**Task to complete**
Reproduce the records precisely. Omit every picture.

━━━━━━━━━━━━━━━━━━━━━━━━━━━━━━

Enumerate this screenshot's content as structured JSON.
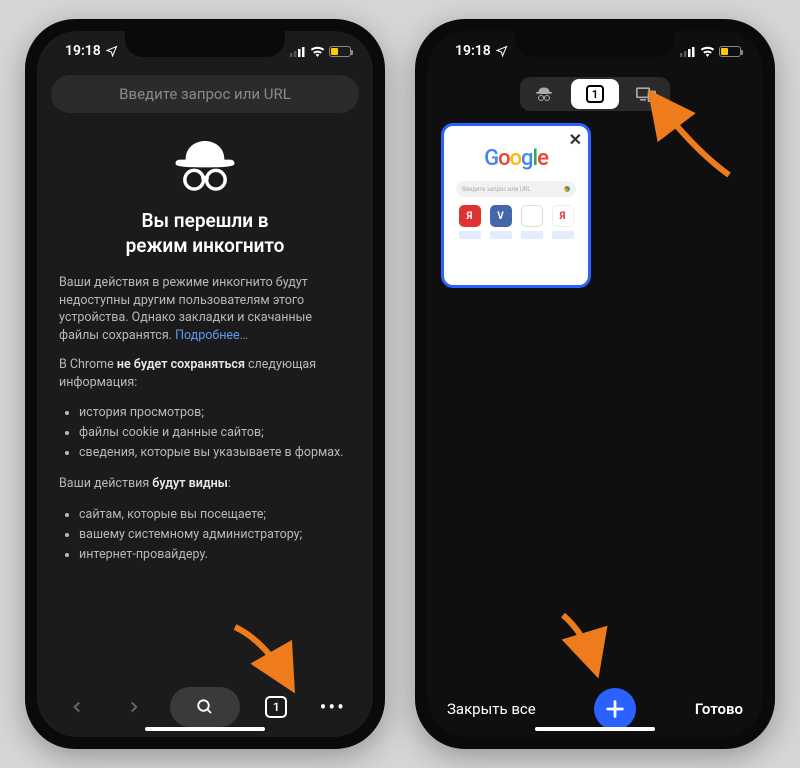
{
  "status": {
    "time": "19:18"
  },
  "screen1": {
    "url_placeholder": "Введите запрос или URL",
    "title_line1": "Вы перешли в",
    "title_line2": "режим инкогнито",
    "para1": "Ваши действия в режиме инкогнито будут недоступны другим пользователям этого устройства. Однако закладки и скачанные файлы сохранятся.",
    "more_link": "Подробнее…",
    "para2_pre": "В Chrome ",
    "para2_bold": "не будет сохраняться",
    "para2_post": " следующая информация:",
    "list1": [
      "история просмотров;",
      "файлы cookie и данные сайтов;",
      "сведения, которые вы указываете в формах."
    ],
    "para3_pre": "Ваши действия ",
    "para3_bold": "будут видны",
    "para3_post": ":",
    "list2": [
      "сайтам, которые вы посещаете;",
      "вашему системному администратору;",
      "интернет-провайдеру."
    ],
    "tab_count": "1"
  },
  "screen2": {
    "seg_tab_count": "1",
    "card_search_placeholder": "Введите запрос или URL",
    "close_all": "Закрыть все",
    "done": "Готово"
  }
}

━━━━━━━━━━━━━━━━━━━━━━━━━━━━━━

**Exercise result**
Enumerate this screenshot's content as structured JSON.
{
  "status": {
    "time": "19:18"
  },
  "screen1": {
    "url_placeholder": "Введите запрос или URL",
    "title_line1": "Вы перешли в",
    "title_line2": "режим инкогнито",
    "para1": "Ваши действия в режиме инкогнито будут недоступны другим пользователям этого устройства. Однако закладки и скачанные файлы сохранятся.",
    "more_link": "Подробнее…",
    "para2_pre": "В Chrome ",
    "para2_bold": "не будет сохраняться",
    "para2_post": " следующая информация:",
    "list1": [
      "история просмотров;",
      "файлы cookie и данные сайтов;",
      "сведения, которые вы указываете в формах."
    ],
    "para3_pre": "Ваши действия ",
    "para3_bold": "будут видны",
    "para3_post": ":",
    "list2": [
      "сайтам, которые вы посещаете;",
      "вашему системному администратору;",
      "интернет-провайдеру."
    ],
    "tab_count": "1"
  },
  "screen2": {
    "seg_tab_count": "1",
    "card_search_placeholder": "Введите запрос или URL",
    "close_all": "Закрыть все",
    "done": "Готово"
  }
}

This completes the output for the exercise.